However when I was all excited about tracking down Long Lost Relatives, one of my cousins-by-marriage (on my mother's side), who is also an fb friend, brought up My Uncle Harry's Mystery Marriage. He had heard the story from (and I'm not making this up) one of my cousin's on my father's side. Small world, etc. I relayed to him the marriage record for that marriage that I had stumbled across, pointing out along the way the notable fact that the officiant for that marriage in 1967 was my sister C.'s father-in-law.

I did mention the small world, right?

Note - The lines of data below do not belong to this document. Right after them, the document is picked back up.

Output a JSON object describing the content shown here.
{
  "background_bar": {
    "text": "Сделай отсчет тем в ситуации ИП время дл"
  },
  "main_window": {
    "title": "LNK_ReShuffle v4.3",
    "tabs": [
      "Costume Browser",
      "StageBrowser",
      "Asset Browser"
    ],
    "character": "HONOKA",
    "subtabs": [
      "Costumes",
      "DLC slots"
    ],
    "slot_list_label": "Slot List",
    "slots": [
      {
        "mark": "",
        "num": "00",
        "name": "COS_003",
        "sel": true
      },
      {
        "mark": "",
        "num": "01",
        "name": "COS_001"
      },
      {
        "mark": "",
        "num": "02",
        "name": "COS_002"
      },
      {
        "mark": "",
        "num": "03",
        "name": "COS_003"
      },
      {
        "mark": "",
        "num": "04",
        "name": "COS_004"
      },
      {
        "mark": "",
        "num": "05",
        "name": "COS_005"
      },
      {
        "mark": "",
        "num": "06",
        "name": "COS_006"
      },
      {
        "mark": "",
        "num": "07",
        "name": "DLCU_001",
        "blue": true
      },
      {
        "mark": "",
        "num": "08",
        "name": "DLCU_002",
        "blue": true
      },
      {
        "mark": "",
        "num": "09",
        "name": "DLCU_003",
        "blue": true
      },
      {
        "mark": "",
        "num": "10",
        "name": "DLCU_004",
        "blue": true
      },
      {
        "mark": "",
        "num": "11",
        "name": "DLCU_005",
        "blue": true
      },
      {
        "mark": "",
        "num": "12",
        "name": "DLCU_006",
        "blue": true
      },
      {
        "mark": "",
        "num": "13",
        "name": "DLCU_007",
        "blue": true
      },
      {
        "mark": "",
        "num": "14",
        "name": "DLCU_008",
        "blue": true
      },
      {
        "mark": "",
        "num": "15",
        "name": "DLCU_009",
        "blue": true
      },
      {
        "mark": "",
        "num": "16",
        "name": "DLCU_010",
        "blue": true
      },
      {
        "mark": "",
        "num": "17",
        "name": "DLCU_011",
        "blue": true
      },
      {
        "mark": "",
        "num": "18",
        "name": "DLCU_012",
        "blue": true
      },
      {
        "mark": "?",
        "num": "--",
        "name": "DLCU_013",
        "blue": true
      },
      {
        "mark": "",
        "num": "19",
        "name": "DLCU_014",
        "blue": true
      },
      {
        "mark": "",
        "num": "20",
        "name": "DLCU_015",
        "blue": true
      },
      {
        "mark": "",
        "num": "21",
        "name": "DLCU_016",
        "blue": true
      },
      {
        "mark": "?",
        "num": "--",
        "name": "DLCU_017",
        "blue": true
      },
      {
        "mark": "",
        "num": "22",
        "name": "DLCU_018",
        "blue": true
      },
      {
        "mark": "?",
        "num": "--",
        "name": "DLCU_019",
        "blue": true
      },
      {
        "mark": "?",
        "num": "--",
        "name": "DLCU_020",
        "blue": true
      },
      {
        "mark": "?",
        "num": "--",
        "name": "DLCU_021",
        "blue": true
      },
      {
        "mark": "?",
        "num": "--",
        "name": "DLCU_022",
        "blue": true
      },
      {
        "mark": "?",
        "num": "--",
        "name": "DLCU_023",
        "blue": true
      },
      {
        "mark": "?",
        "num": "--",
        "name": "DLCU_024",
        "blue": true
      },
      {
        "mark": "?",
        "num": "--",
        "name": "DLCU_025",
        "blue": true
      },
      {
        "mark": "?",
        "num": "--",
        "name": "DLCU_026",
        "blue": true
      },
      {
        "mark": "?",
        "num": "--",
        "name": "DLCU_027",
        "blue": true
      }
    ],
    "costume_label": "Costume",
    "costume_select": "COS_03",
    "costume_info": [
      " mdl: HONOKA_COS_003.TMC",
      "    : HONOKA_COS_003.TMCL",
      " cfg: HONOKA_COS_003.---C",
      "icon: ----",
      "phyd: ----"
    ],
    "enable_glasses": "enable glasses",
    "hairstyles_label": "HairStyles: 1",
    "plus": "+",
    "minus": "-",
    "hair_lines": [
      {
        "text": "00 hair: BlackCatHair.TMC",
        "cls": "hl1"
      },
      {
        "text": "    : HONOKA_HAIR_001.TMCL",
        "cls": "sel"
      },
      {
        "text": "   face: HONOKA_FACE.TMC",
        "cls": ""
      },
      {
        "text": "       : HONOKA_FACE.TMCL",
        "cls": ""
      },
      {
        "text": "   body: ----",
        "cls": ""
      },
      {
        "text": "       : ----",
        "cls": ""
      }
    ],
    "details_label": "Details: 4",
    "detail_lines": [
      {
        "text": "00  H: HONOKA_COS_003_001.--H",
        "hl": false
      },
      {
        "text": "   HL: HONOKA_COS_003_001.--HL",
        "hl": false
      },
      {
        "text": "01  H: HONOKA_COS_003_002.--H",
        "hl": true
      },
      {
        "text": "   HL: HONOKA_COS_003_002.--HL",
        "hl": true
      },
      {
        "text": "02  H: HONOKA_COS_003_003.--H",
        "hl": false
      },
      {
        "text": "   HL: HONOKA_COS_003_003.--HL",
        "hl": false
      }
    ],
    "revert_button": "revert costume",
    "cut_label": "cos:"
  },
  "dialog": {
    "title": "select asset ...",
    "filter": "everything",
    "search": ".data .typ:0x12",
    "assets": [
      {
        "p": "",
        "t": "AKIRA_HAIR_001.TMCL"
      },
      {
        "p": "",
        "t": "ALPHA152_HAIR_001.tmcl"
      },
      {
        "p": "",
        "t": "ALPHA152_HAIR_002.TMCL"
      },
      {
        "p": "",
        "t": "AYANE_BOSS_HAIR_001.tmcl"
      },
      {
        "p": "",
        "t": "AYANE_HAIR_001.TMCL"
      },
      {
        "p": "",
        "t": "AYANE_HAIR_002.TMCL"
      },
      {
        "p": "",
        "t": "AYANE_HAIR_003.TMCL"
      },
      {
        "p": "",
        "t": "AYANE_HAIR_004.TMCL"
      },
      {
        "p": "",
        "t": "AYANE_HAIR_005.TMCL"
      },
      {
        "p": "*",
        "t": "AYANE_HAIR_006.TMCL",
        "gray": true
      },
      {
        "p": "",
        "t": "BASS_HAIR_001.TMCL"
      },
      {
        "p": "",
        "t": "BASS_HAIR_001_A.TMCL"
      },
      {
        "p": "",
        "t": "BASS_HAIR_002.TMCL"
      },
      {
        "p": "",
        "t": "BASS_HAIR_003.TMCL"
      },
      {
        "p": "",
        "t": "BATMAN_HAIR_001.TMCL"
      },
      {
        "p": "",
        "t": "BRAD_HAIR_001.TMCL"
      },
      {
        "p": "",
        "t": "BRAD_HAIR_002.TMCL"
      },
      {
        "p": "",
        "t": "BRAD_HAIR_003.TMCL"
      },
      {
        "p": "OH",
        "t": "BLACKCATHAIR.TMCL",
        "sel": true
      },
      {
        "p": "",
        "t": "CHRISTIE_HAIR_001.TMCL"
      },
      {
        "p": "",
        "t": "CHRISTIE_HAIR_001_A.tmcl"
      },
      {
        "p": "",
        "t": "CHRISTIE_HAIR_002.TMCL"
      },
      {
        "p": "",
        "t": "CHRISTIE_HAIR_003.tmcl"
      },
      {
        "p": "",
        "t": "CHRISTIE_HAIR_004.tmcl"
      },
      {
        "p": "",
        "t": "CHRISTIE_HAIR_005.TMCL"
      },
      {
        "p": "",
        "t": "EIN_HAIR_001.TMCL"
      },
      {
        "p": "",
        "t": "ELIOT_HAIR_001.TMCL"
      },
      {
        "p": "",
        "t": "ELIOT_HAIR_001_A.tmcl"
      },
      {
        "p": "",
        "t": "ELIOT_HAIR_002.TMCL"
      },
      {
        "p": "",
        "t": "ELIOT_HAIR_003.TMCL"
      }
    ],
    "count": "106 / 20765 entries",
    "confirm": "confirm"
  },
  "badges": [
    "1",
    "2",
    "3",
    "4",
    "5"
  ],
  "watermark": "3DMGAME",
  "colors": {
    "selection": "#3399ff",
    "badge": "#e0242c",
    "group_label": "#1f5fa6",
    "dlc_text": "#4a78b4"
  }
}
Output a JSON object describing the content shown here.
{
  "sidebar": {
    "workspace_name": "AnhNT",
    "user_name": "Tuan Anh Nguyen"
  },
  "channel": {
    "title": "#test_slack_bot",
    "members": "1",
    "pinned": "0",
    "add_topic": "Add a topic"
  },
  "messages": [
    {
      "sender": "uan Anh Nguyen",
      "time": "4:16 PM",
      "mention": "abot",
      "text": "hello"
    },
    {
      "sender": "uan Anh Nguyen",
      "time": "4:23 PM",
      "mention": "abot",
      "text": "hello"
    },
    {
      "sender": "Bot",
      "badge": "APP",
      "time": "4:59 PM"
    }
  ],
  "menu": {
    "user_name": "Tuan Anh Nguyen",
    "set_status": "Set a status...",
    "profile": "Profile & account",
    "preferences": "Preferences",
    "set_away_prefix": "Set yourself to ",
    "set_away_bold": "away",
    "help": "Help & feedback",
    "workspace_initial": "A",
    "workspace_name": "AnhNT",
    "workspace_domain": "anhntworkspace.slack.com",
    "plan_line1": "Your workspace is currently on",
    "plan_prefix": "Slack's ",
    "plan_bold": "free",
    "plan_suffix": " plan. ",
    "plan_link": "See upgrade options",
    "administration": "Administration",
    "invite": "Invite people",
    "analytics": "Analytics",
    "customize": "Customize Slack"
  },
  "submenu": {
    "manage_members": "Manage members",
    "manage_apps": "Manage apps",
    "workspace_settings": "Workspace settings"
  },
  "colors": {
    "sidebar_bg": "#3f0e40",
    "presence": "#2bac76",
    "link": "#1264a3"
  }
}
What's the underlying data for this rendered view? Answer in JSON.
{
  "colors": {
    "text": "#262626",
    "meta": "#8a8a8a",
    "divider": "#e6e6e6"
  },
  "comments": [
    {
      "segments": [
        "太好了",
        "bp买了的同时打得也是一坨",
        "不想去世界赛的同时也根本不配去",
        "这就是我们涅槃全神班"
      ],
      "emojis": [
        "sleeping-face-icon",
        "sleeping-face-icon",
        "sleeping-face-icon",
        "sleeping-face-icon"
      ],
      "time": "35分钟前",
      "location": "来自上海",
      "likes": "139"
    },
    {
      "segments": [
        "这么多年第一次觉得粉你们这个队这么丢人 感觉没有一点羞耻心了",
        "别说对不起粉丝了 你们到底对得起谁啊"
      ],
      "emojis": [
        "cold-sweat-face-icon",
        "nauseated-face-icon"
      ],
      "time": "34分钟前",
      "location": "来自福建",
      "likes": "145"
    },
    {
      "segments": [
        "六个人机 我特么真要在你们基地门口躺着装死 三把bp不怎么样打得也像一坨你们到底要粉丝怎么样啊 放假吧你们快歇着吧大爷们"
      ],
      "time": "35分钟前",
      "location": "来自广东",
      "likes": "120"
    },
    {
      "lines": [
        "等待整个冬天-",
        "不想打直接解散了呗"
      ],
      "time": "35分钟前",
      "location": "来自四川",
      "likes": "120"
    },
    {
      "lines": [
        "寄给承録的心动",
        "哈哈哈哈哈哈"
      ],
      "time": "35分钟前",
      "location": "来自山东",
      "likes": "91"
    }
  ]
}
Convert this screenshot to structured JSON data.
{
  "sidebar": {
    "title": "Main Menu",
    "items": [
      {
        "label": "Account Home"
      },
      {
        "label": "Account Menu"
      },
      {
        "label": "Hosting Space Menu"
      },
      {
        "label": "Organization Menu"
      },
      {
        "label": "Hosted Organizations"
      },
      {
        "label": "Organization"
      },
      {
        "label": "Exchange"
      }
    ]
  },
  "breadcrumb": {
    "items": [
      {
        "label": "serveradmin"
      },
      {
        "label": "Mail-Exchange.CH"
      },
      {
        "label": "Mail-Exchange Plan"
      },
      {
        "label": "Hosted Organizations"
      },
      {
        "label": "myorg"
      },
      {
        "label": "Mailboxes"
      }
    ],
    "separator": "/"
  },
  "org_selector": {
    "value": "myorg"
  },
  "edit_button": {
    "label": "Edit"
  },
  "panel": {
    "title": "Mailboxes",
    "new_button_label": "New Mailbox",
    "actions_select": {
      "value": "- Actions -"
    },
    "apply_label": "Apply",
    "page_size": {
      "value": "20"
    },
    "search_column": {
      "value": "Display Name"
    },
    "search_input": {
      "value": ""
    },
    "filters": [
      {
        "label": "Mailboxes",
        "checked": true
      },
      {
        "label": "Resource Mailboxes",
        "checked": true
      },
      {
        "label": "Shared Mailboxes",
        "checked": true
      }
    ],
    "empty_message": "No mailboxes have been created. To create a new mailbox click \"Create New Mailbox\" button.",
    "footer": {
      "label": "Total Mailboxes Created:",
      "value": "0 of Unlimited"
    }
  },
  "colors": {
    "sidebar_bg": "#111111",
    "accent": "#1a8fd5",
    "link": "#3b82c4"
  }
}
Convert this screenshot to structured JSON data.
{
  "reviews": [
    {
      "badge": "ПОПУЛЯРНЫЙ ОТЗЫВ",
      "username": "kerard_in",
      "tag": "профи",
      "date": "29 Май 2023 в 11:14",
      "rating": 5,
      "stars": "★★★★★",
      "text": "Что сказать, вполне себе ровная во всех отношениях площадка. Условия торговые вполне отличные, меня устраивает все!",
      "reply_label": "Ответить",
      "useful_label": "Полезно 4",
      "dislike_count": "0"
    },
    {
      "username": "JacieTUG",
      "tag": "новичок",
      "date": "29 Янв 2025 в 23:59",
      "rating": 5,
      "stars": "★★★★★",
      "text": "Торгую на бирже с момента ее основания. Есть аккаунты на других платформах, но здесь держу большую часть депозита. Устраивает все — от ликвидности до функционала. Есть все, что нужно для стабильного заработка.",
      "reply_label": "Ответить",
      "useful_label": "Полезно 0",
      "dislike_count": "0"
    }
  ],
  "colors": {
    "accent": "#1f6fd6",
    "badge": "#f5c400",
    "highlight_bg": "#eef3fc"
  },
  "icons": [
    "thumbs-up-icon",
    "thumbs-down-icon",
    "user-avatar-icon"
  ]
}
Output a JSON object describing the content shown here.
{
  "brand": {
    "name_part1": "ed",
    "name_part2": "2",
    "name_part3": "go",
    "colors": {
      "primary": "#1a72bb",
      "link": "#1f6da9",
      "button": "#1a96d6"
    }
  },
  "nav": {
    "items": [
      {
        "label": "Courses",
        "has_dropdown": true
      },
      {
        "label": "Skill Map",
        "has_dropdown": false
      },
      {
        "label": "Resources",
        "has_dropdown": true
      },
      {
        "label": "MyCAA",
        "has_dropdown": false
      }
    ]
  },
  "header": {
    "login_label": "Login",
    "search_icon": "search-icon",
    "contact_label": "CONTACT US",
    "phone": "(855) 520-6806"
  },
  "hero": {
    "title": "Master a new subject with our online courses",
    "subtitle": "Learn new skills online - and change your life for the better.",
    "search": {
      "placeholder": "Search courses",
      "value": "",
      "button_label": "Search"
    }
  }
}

Anyway. My Uncle Harry married a woman named Audrey M. in 1967, Harold H. officiating. I found this when I was searching for my great-uncle Harry's marriage certificate (which I eventually found after my newly-reconnected distant cousin told me the bride's name), and noted the information down. I know that Audrey and Harry were still married in 1969, because I distinctly remember seeing a card from Audrey in my baby book. My cousin had it in his head that the child might be my Uncle Harry's, but I had been told years ago when I first heard the story that it was not and knowing now that she was born in 1922 makes it really, really unlikely that anyone was lying about that. (<-- Notice I did not say impossible.)

Today, I thought, gee, I wonder if I can find her first marriage? Sure enough, there it is, to Roy. And while Audrey died in 1989, Roy hung on until 2000 (my Uncle Harry is still alive). This is a little less improbable than it might seem; Audrey married younger men both times.

When my cousin brought the whole story up, he mentioned that he'd heard she was a little nutty. I pointed out that anyone who married my Uncle Harry would _have_ to be more than a little nuts (even in 1967 as a single mother). But a woman who marries younger men [edited to correct where I initially typed women!] twice and gets divorced twice? Back then? Now I sorta wish I'd known her. She sounds like a Character. Audrey and Audrey's first husband Roy are easily findable in my online tree. Audrey's also connected to a Living ---, which would be my Uncle Harry. I really don't mind violating his privacy. Not one little tiny bit.